The output has to be the full set of records, reproduced exactly, minus any picture.
=====
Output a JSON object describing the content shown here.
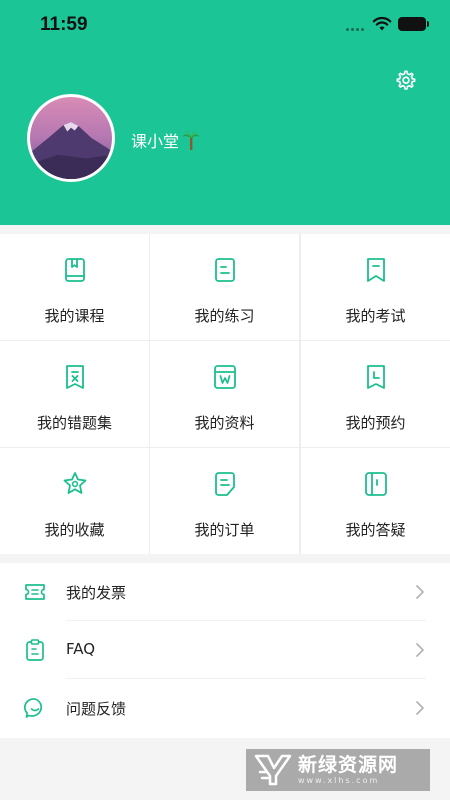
{
  "status_bar": {
    "time": "11:59"
  },
  "profile": {
    "username": "课小堂"
  },
  "grid": [
    {
      "label": "我的课程",
      "icon": "book-icon"
    },
    {
      "label": "我的练习",
      "icon": "exercise-icon"
    },
    {
      "label": "我的考试",
      "icon": "exam-bookmark-icon"
    },
    {
      "label": "我的错题集",
      "icon": "wrong-questions-icon"
    },
    {
      "label": "我的资料",
      "icon": "materials-icon"
    },
    {
      "label": "我的预约",
      "icon": "appointment-icon"
    },
    {
      "label": "我的收藏",
      "icon": "star-icon"
    },
    {
      "label": "我的订单",
      "icon": "order-icon"
    },
    {
      "label": "我的答疑",
      "icon": "qa-icon"
    }
  ],
  "list": [
    {
      "label": "我的发票",
      "icon": "invoice-icon"
    },
    {
      "label": "FAQ",
      "icon": "clipboard-icon"
    },
    {
      "label": "问题反馈",
      "icon": "feedback-icon"
    }
  ],
  "watermark": {
    "cn": "新绿资源网",
    "en": "www.xlhs.com"
  },
  "colors": {
    "accent": "#1cc595",
    "icon_stroke": "#1cbf8e"
  }
}
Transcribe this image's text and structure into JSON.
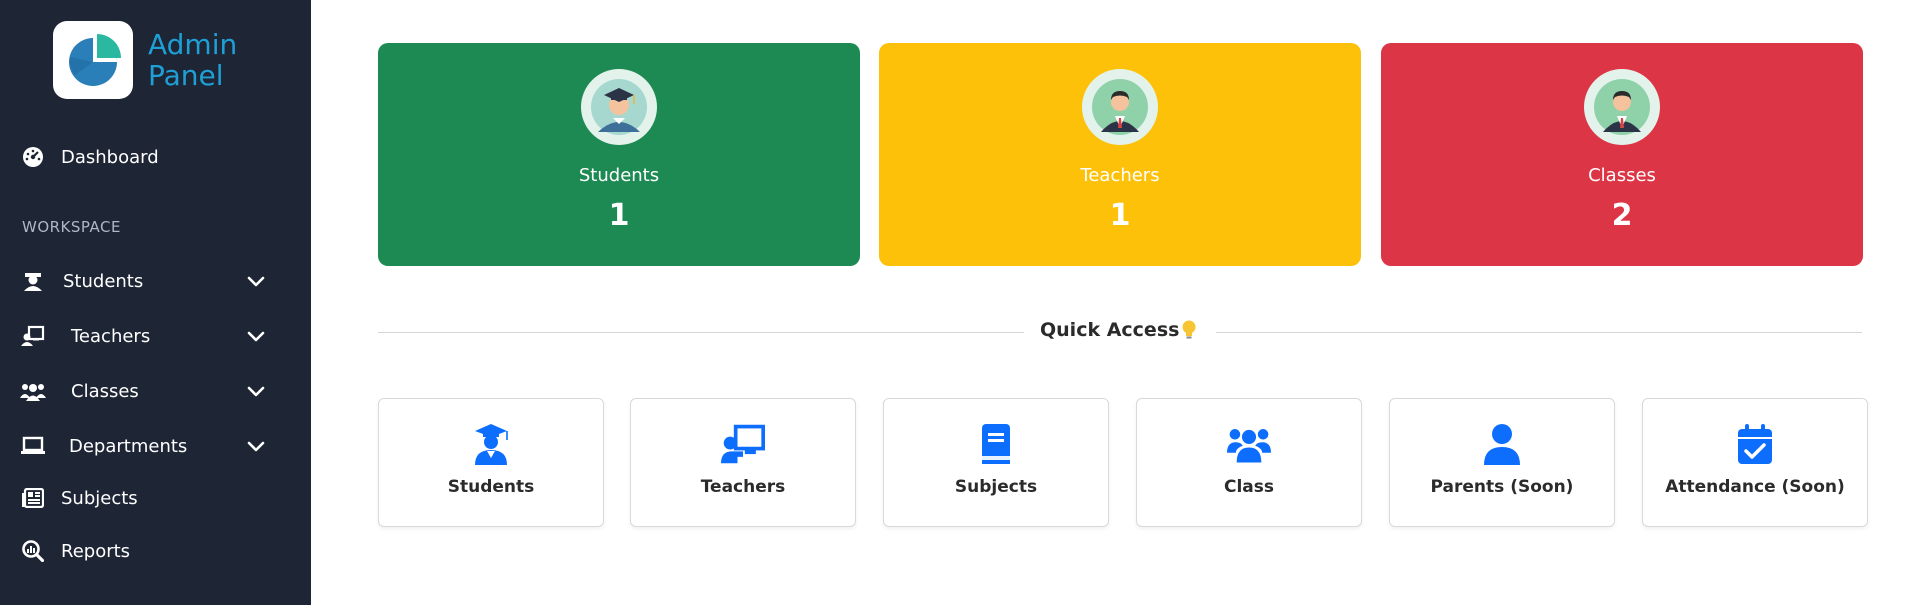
{
  "brand": {
    "line1": "Admin",
    "line2": "Panel"
  },
  "sidebar": {
    "dashboard": "Dashboard",
    "section_title": "WORKSPACE",
    "items": [
      {
        "label": "Students",
        "icon": "student-icon",
        "expandable": true
      },
      {
        "label": "Teachers",
        "icon": "teacher-icon",
        "expandable": true
      },
      {
        "label": "Classes",
        "icon": "users-icon",
        "expandable": true
      },
      {
        "label": "Departments",
        "icon": "laptop-icon",
        "expandable": true
      },
      {
        "label": "Subjects",
        "icon": "newspaper-icon",
        "expandable": false
      },
      {
        "label": "Reports",
        "icon": "search-chart-icon",
        "expandable": false
      }
    ]
  },
  "stats": [
    {
      "label": "Students",
      "value": "1",
      "color": "#1d8a54"
    },
    {
      "label": "Teachers",
      "value": "1",
      "color": "#fdc10a"
    },
    {
      "label": "Classes",
      "value": "2",
      "color": "#dc3545"
    }
  ],
  "quick_access": {
    "title": "Quick Access",
    "accent": "#0d6efd",
    "items": [
      {
        "label": "Students",
        "icon": "graduate-icon"
      },
      {
        "label": "Teachers",
        "icon": "chalkboard-teacher-icon"
      },
      {
        "label": "Subjects",
        "icon": "book-icon"
      },
      {
        "label": "Class",
        "icon": "users-icon"
      },
      {
        "label": "Parents (Soon)",
        "icon": "user-icon"
      },
      {
        "label": "Attendance (Soon)",
        "icon": "calendar-check-icon"
      }
    ]
  }
}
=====
-- WRITTEN ANSWER --
Output a JSON object describing the content shown here.
{
  "status_bar": {
    "time": "11:59"
  },
  "profile": {
    "username": "课小堂"
  },
  "grid": [
    {
      "label": "我的课程",
      "icon": "book-icon"
    },
    {
      "label": "我的练习",
      "icon": "exercise-icon"
    },
    {
      "label": "我的考试",
      "icon": "exam-bookmark-icon"
    },
    {
      "label": "我的错题集",
      "icon": "wrong-questions-icon"
    },
    {
      "label": "我的资料",
      "icon": "materials-icon"
    },
    {
      "label": "我的预约",
      "icon": "appointment-icon"
    },
    {
      "label": "我的收藏",
      "icon": "star-icon"
    },
    {
      "label": "我的订单",
      "icon": "order-icon"
    },
    {
      "label": "我的答疑",
      "icon": "qa-icon"
    }
  ],
  "list": [
    {
      "label": "我的发票",
      "icon": "invoice-icon"
    },
    {
      "label": "FAQ",
      "icon": "clipboard-icon"
    },
    {
      "label": "问题反馈",
      "icon": "feedback-icon"
    }
  ],
  "watermark": {
    "cn": "新绿资源网",
    "en": "www.xlhs.com"
  },
  "colors": {
    "accent": "#1cc595",
    "icon_stroke": "#1cbf8e"
  }
}
Transcribe this image's text and structure into JSON.
{
  "brand": {
    "line1": "Admin",
    "line2": "Panel"
  },
  "sidebar": {
    "dashboard": "Dashboard",
    "section_title": "WORKSPACE",
    "items": [
      {
        "label": "Students",
        "icon": "student-icon",
        "expandable": true
      },
      {
        "label": "Teachers",
        "icon": "teacher-icon",
        "expandable": true
      },
      {
        "label": "Classes",
        "icon": "users-icon",
        "expandable": true
      },
      {
        "label": "Departments",
        "icon": "laptop-icon",
        "expandable": true
      },
      {
        "label": "Subjects",
        "icon": "newspaper-icon",
        "expandable": false
      },
      {
        "label": "Reports",
        "icon": "search-chart-icon",
        "expandable": false
      }
    ]
  },
  "stats": [
    {
      "label": "Students",
      "value": "1",
      "color": "#1d8a54"
    },
    {
      "label": "Teachers",
      "value": "1",
      "color": "#fdc10a"
    },
    {
      "label": "Classes",
      "value": "2",
      "color": "#dc3545"
    }
  ],
  "quick_access": {
    "title": "Quick Access",
    "accent": "#0d6efd",
    "items": [
      {
        "label": "Students",
        "icon": "graduate-icon"
      },
      {
        "label": "Teachers",
        "icon": "chalkboard-teacher-icon"
      },
      {
        "label": "Subjects",
        "icon": "book-icon"
      },
      {
        "label": "Class",
        "icon": "users-icon"
      },
      {
        "label": "Parents (Soon)",
        "icon": "user-icon"
      },
      {
        "label": "Attendance (Soon)",
        "icon": "calendar-check-icon"
      }
    ]
  }
}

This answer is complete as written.